Data excerpts Block Start

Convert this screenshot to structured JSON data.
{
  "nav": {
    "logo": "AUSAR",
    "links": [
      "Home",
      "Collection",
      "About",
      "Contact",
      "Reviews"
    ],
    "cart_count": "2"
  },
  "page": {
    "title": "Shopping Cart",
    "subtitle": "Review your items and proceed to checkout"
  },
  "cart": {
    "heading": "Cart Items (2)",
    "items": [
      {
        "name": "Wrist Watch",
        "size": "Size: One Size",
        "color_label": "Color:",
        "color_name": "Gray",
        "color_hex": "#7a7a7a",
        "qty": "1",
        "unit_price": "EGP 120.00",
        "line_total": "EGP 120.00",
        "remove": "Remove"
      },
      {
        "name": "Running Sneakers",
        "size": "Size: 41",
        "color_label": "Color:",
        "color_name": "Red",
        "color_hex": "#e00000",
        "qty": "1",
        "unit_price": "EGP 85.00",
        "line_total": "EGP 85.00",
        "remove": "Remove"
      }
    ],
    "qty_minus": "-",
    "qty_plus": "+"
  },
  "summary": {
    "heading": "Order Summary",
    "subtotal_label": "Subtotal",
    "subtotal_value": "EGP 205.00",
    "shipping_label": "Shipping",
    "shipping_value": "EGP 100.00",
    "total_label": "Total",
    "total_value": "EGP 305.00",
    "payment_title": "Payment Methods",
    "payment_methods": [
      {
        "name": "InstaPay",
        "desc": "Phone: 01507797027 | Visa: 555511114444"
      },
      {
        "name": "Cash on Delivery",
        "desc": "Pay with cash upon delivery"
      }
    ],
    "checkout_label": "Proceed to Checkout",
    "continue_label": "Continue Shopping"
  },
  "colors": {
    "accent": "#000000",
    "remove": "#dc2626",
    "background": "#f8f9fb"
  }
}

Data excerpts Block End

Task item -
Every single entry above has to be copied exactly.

Response to this task -
Convert this screenshot to structured JSON data.
{
  "nav": {
    "logo": "AUSAR",
    "links": [
      "Home",
      "Collection",
      "About",
      "Contact",
      "Reviews"
    ],
    "cart_count": "2"
  },
  "page": {
    "title": "Shopping Cart",
    "subtitle": "Review your items and proceed to checkout"
  },
  "cart": {
    "heading": "Cart Items (2)",
    "items": [
      {
        "name": "Wrist Watch",
        "size": "Size: One Size",
        "color_label": "Color:",
        "color_name": "Gray",
        "color_hex": "#7a7a7a",
        "qty": "1",
        "unit_price": "EGP 120.00",
        "line_total": "EGP 120.00",
        "remove": "Remove"
      },
      {
        "name": "Running Sneakers",
        "size": "Size: 41",
        "color_label": "Color:",
        "color_name": "Red",
        "color_hex": "#e00000",
        "qty": "1",
        "unit_price": "EGP 85.00",
        "line_total": "EGP 85.00",
        "remove": "Remove"
      }
    ],
    "qty_minus": "-",
    "qty_plus": "+"
  },
  "summary": {
    "heading": "Order Summary",
    "subtotal_label": "Subtotal",
    "subtotal_value": "EGP 205.00",
    "shipping_label": "Shipping",
    "shipping_value": "EGP 100.00",
    "total_label": "Total",
    "total_value": "EGP 305.00",
    "payment_title": "Payment Methods",
    "payment_methods": [
      {
        "name": "InstaPay",
        "desc": "Phone: 01507797027 | Visa: 555511114444"
      },
      {
        "name": "Cash on Delivery",
        "desc": "Pay with cash upon delivery"
      }
    ],
    "checkout_label": "Proceed to Checkout",
    "continue_label": "Continue Shopping"
  },
  "colors": {
    "accent": "#000000",
    "remove": "#dc2626",
    "background": "#f8f9fb"
  }
}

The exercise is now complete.